* [INFORMATION SUPPLIED]
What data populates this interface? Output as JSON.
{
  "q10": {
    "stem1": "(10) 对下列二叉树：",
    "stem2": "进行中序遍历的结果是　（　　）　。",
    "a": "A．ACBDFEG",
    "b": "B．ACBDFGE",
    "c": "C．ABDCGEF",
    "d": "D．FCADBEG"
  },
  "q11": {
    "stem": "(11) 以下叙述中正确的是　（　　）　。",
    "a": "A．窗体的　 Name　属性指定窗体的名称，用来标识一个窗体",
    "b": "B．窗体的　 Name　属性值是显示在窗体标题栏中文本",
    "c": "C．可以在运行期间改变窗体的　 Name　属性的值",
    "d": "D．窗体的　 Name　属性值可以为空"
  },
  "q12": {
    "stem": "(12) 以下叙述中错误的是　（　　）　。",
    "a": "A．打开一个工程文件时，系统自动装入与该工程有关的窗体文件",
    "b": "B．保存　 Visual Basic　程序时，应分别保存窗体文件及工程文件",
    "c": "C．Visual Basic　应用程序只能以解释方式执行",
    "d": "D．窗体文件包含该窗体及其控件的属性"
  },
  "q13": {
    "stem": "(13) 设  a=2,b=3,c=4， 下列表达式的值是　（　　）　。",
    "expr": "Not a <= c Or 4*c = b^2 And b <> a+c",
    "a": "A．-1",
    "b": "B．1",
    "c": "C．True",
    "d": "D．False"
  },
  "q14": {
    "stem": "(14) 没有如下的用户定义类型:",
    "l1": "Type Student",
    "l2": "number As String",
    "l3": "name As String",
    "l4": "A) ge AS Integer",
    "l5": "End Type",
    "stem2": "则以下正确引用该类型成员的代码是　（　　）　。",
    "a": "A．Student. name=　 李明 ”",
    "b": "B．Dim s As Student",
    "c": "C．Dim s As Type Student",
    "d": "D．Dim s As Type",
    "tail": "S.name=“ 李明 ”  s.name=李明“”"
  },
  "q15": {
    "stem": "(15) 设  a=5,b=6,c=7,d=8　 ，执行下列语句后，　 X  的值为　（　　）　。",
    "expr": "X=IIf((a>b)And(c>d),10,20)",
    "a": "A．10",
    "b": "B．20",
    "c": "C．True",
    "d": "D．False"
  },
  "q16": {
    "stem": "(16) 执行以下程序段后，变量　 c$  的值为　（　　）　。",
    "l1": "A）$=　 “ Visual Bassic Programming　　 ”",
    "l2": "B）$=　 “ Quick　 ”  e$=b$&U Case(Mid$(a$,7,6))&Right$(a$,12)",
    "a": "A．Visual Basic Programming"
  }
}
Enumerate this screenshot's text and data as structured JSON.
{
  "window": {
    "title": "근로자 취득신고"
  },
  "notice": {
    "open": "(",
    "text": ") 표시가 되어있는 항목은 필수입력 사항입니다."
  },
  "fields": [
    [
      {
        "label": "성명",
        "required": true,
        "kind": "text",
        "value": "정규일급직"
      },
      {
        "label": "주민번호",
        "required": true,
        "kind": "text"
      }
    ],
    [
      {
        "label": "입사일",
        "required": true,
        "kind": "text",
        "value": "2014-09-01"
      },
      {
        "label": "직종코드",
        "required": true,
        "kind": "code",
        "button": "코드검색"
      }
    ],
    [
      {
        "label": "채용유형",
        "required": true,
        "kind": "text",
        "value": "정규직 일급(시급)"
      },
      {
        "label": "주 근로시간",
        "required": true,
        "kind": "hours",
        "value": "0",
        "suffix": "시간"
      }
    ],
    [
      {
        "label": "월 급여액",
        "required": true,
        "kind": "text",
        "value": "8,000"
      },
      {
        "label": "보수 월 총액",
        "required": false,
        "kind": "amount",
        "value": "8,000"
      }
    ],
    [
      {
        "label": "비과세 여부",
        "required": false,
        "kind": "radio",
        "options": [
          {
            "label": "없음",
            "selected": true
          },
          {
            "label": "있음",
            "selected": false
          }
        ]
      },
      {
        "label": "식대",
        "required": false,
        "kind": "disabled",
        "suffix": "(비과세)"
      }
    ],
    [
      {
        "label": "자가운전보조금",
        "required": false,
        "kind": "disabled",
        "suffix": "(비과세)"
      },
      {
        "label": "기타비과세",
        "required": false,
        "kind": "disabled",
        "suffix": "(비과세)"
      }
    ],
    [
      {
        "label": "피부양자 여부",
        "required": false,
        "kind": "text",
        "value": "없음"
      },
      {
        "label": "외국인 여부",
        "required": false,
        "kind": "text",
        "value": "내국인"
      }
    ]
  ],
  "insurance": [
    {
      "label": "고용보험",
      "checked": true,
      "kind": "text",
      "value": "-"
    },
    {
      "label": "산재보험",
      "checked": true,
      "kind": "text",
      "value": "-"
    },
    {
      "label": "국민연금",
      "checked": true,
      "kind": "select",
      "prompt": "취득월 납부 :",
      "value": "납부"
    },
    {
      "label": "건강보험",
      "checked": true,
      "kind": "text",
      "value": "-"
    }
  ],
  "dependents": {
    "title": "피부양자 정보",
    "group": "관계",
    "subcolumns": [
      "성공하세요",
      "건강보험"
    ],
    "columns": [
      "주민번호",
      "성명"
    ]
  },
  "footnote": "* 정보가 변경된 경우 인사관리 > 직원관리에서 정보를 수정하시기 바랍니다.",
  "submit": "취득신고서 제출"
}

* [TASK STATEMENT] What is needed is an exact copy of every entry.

* [WRITTEN ANSWER]
What data populates this interface? Output as JSON.
{
  "q10": {
    "stem1": "(10) 对下列二叉树：",
    "stem2": "进行中序遍历的结果是　（　　）　。",
    "a": "A．ACBDFEG",
    "b": "B．ACBDFGE",
    "c": "C．ABDCGEF",
    "d": "D．FCADBEG"
  },
  "q11": {
    "stem": "(11) 以下叙述中正确的是　（　　）　。",
    "a": "A．窗体的　 Name　属性指定窗体的名称，用来标识一个窗体",
    "b": "B．窗体的　 Name　属性值是显示在窗体标题栏中文本",
    "c": "C．可以在运行期间改变窗体的　 Name　属性的值",
    "d": "D．窗体的　 Name　属性值可以为空"
  },
  "q12": {
    "stem": "(12) 以下叙述中错误的是　（　　）　。",
    "a": "A．打开一个工程文件时，系统自动装入与该工程有关的窗体文件",
    "b": "B．保存　 Visual Basic　程序时，应分别保存窗体文件及工程文件",
    "c": "C．Visual Basic　应用程序只能以解释方式执行",
    "d": "D．窗体文件包含该窗体及其控件的属性"
  },
  "q13": {
    "stem": "(13) 设  a=2,b=3,c=4， 下列表达式的值是　（　　）　。",
    "expr": "Not a <= c Or 4*c = b^2 And b <> a+c",
    "a": "A．-1",
    "b": "B．1",
    "c": "C．True",
    "d": "D．False"
  },
  "q14": {
    "stem": "(14) 没有如下的用户定义类型:",
    "l1": "Type Student",
    "l2": "number As String",
    "l3": "name As String",
    "l4": "A) ge AS Integer",
    "l5": "End Type",
    "stem2": "则以下正确引用该类型成员的代码是　（　　）　。",
    "a": "A．Student. name=　 李明 ”",
    "b": "B．Dim s As Student",
    "c": "C．Dim s As Type Student",
    "d": "D．Dim s As Type",
    "tail": "S.name=“ 李明 ”  s.name=李明“”"
  },
  "q15": {
    "stem": "(15) 设  a=5,b=6,c=7,d=8　 ，执行下列语句后，　 X  的值为　（　　）　。",
    "expr": "X=IIf((a>b)And(c>d),10,20)",
    "a": "A．10",
    "b": "B．20",
    "c": "C．True",
    "d": "D．False"
  },
  "q16": {
    "stem": "(16) 执行以下程序段后，变量　 c$  的值为　（　　）　。",
    "l1": "A）$=　 “ Visual Bassic Programming　　 ”",
    "l2": "B）$=　 “ Quick　 ”  e$=b$&U Case(Mid$(a$,7,6))&Right$(a$,12)",
    "a": "A．Visual Basic Programming"
  }
}
Enumerate this screenshot's text and data as structured JSON.
{
  "window": {
    "title": "근로자 취득신고"
  },
  "notice": {
    "open": "(",
    "text": ") 표시가 되어있는 항목은 필수입력 사항입니다."
  },
  "fields": [
    [
      {
        "label": "성명",
        "required": true,
        "kind": "text",
        "value": "정규일급직"
      },
      {
        "label": "주민번호",
        "required": true,
        "kind": "text"
      }
    ],
    [
      {
        "label": "입사일",
        "required": true,
        "kind": "text",
        "value": "2014-09-01"
      },
      {
        "label": "직종코드",
        "required": true,
        "kind": "code",
        "button": "코드검색"
      }
    ],
    [
      {
        "label": "채용유형",
        "required": true,
        "kind": "text",
        "value": "정규직 일급(시급)"
      },
      {
        "label": "주 근로시간",
        "required": true,
        "kind": "hours",
        "value": "0",
        "suffix": "시간"
      }
    ],
    [
      {
        "label": "월 급여액",
        "required": true,
        "kind": "text",
        "value": "8,000"
      },
      {
        "label": "보수 월 총액",
        "required": false,
        "kind": "amount",
        "value": "8,000"
      }
    ],
    [
      {
        "label": "비과세 여부",
        "required": false,
        "kind": "radio",
        "options": [
          {
            "label": "없음",
            "selected": true
          },
          {
            "label": "있음",
            "selected": false
          }
        ]
      },
      {
        "label": "식대",
        "required": false,
        "kind": "disabled",
        "suffix": "(비과세)"
      }
    ],
    [
      {
        "label": "자가운전보조금",
        "required": false,
        "kind": "disabled",
        "suffix": "(비과세)"
      },
      {
        "label": "기타비과세",
        "required": false,
        "kind": "disabled",
        "suffix": "(비과세)"
      }
    ],
    [
      {
        "label": "피부양자 여부",
        "required": false,
        "kind": "text",
        "value": "없음"
      },
      {
        "label": "외국인 여부",
        "required": false,
        "kind": "text",
        "value": "내국인"
      }
    ]
  ],
  "insurance": [
    {
      "label": "고용보험",
      "checked": true,
      "kind": "text",
      "value": "-"
    },
    {
      "label": "산재보험",
      "checked": true,
      "kind": "text",
      "value": "-"
    },
    {
      "label": "국민연금",
      "checked": true,
      "kind": "select",
      "prompt": "취득월 납부 :",
      "value": "납부"
    },
    {
      "label": "건강보험",
      "checked": true,
      "kind": "text",
      "value": "-"
    }
  ],
  "dependents": {
    "title": "피부양자 정보",
    "group": "관계",
    "subcolumns": [
      "성공하세요",
      "건강보험"
    ],
    "columns": [
      "주민번호",
      "성명"
    ]
  },
  "footnote": "* 정보가 변경된 경우 인사관리 > 직원관리에서 정보를 수정하시기 바랍니다.",
  "submit": "취득신고서 제출"
}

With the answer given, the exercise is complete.